YOUR ASSIGNMENT
Each line in the listing below that contains "this" should be returned.

MATERIAL SUPPLIED
_ _ _

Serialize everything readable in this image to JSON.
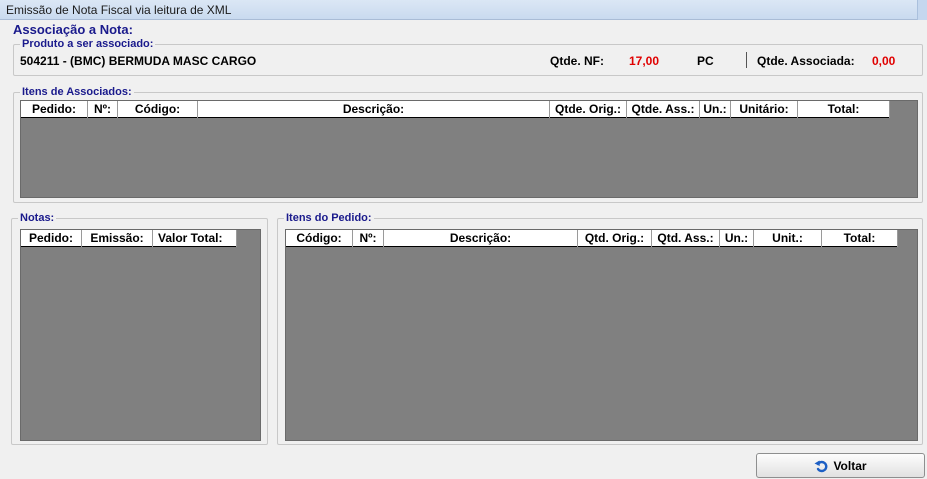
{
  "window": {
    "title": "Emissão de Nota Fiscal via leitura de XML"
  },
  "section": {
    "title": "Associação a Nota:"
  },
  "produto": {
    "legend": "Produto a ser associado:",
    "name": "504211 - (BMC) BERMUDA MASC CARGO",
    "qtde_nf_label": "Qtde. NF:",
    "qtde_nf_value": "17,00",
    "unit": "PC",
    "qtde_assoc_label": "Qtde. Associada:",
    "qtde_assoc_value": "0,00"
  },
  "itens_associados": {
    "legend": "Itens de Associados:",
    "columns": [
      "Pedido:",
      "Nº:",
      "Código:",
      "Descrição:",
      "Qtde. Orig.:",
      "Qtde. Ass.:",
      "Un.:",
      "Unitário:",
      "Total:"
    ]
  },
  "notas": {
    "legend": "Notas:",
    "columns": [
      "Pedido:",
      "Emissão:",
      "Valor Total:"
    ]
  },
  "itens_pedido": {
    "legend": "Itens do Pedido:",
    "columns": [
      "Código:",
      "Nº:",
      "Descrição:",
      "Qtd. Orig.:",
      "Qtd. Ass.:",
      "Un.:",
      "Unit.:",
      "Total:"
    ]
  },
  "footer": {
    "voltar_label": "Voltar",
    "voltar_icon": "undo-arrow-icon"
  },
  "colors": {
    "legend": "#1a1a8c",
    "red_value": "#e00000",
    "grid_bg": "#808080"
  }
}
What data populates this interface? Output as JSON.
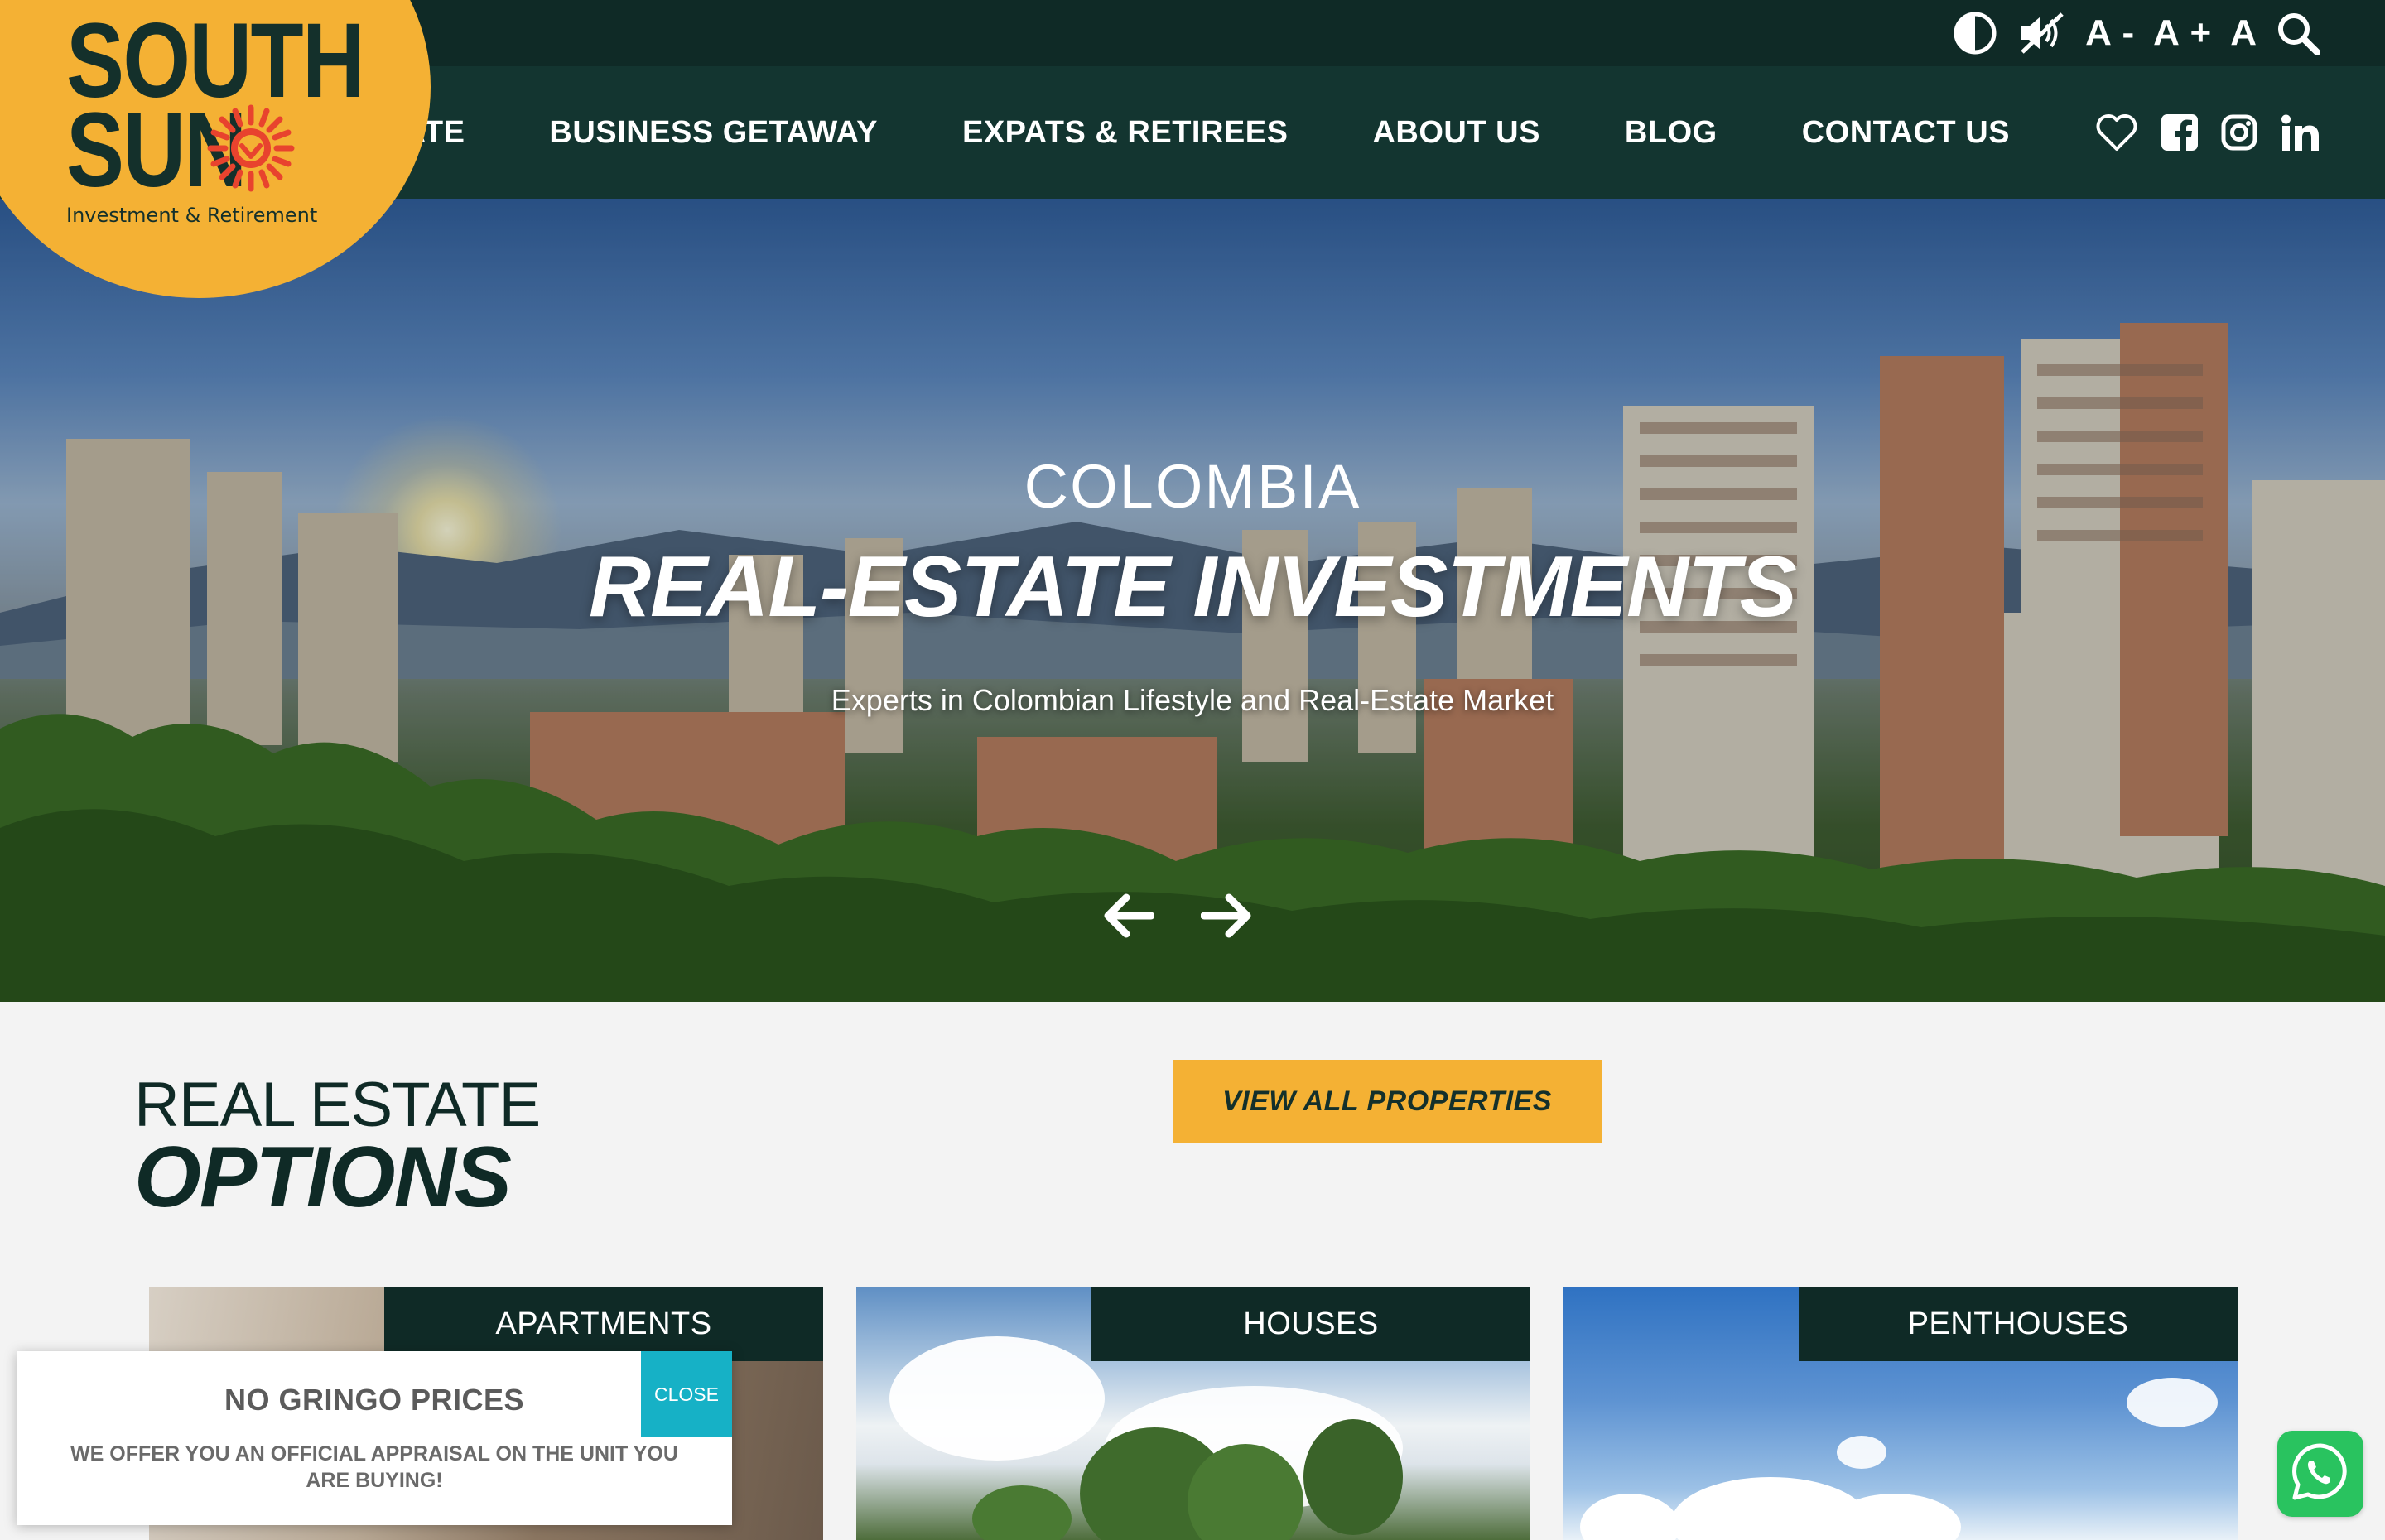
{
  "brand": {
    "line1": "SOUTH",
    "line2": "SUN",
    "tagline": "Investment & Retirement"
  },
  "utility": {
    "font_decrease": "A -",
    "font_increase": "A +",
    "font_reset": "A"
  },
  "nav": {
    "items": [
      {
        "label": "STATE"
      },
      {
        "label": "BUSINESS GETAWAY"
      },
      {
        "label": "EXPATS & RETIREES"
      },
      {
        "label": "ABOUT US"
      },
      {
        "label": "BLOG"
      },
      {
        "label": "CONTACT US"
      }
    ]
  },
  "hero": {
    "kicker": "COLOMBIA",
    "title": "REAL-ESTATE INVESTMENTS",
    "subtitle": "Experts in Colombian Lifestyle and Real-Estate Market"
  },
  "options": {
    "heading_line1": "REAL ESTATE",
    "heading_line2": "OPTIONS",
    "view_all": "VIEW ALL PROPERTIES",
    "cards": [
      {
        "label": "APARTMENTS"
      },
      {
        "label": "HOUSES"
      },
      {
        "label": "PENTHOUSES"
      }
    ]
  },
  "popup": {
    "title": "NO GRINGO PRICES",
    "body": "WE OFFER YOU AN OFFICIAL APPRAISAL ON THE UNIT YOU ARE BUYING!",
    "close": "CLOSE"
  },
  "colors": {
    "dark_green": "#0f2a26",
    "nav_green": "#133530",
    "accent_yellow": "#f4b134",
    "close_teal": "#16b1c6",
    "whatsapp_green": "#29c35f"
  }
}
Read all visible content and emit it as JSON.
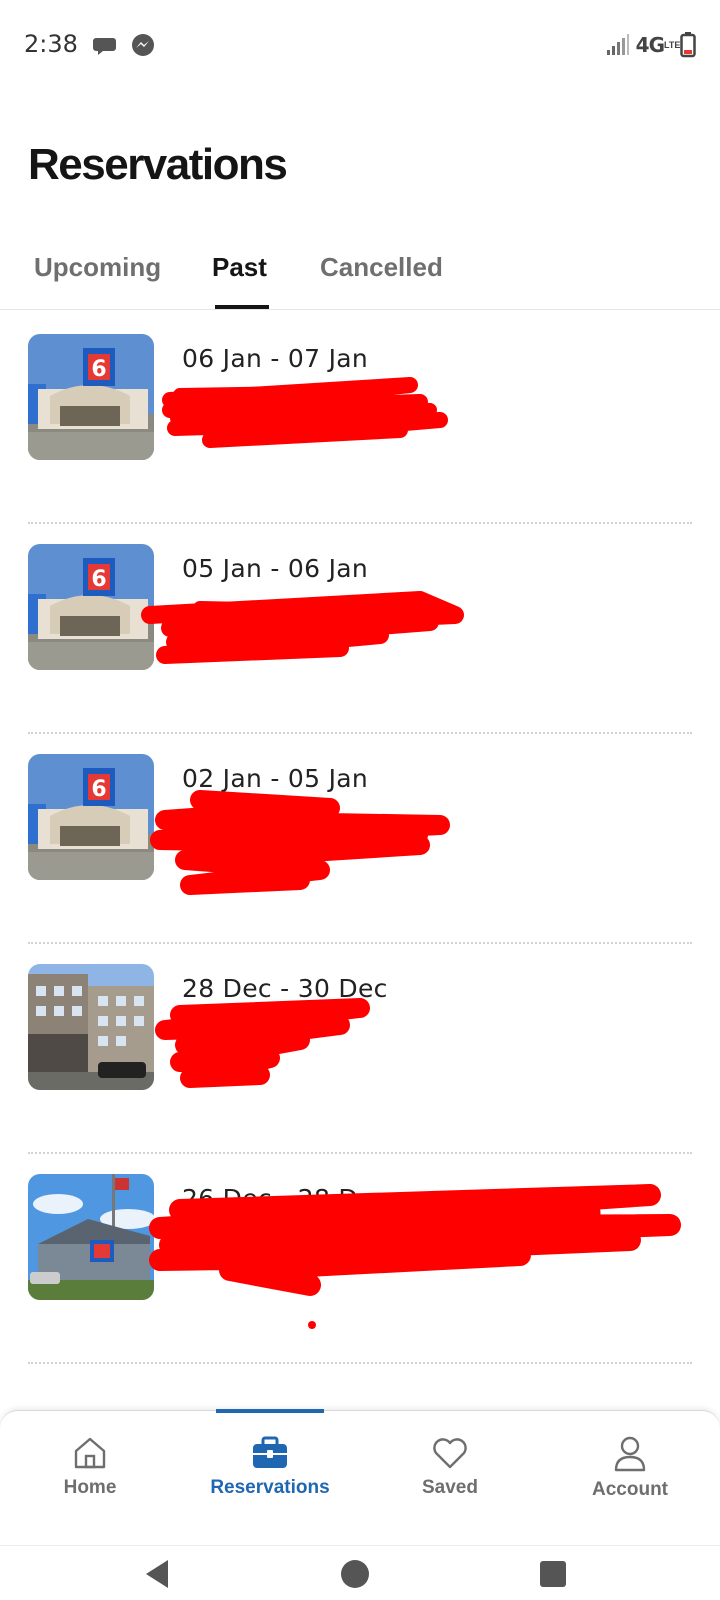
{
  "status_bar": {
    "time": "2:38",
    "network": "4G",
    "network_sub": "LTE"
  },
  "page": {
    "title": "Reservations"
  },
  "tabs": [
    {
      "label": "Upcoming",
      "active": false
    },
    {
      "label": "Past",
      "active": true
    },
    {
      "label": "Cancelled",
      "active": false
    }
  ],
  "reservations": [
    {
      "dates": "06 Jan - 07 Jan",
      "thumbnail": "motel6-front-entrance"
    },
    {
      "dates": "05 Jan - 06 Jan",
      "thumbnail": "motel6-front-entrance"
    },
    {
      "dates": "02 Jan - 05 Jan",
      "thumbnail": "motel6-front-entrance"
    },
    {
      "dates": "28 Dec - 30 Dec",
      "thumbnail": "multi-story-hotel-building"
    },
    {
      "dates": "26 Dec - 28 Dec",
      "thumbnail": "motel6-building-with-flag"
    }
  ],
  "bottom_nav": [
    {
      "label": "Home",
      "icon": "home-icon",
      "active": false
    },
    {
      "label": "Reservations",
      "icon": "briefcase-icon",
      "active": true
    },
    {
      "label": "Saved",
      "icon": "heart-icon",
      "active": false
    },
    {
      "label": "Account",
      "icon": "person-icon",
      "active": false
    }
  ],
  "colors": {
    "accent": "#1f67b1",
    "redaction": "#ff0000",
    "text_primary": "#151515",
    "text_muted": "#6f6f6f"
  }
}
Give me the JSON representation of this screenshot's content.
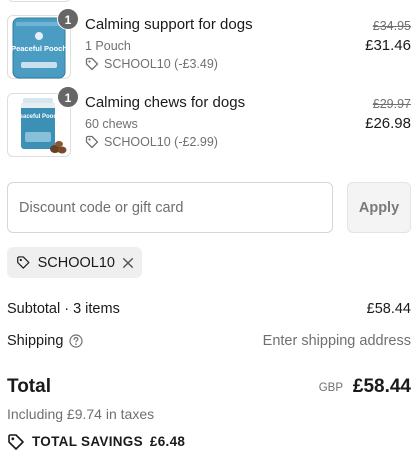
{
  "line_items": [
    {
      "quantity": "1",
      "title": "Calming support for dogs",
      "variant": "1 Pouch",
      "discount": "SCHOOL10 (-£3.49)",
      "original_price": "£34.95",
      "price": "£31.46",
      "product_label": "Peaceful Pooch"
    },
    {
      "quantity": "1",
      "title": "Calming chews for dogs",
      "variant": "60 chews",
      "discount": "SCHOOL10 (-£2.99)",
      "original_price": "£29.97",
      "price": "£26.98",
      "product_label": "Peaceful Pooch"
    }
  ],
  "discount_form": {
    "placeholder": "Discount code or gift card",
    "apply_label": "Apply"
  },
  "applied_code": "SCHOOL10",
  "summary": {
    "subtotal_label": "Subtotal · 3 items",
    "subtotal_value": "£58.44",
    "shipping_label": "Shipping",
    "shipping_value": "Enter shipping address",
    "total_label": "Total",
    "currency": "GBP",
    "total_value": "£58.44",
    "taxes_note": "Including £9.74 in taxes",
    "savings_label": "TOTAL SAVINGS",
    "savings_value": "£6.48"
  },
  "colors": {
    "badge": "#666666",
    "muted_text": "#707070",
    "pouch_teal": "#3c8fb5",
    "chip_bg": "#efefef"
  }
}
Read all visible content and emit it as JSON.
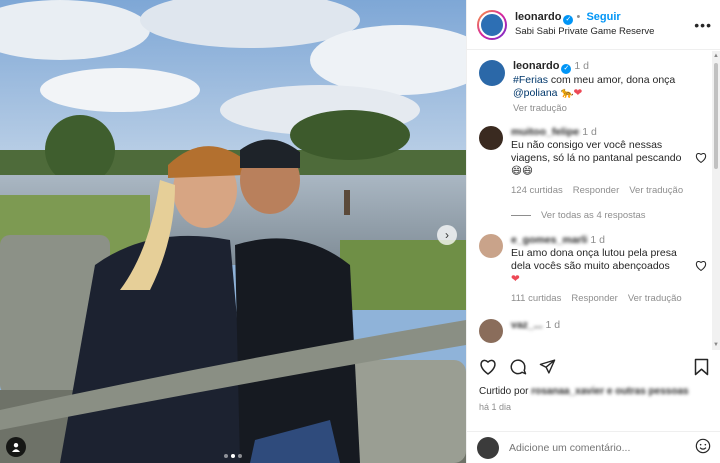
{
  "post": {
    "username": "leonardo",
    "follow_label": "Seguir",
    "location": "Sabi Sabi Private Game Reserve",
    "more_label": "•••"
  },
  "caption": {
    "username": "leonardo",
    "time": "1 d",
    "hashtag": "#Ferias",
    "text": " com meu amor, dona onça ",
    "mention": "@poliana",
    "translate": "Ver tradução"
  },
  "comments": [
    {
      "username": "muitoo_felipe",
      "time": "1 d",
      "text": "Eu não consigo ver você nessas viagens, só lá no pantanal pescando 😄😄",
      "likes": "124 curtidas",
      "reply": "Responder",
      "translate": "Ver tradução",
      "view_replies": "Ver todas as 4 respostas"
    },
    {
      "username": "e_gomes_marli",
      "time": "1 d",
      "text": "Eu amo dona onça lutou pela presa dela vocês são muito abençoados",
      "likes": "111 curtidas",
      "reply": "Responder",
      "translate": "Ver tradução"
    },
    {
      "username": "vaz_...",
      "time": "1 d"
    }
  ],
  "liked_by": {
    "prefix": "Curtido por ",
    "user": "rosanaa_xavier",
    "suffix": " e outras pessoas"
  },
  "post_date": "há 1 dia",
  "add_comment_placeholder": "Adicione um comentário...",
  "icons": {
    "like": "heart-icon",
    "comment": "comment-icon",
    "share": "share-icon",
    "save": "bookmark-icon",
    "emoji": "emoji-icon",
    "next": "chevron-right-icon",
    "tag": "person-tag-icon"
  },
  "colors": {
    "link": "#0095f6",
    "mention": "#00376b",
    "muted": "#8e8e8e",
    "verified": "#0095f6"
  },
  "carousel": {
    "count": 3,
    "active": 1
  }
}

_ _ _

EXPECTED ANSWER
Serialize everything readable in this image to JSON.
What data populates this interface? Output as JSON.
Give me the JSON representation of this screenshot's content.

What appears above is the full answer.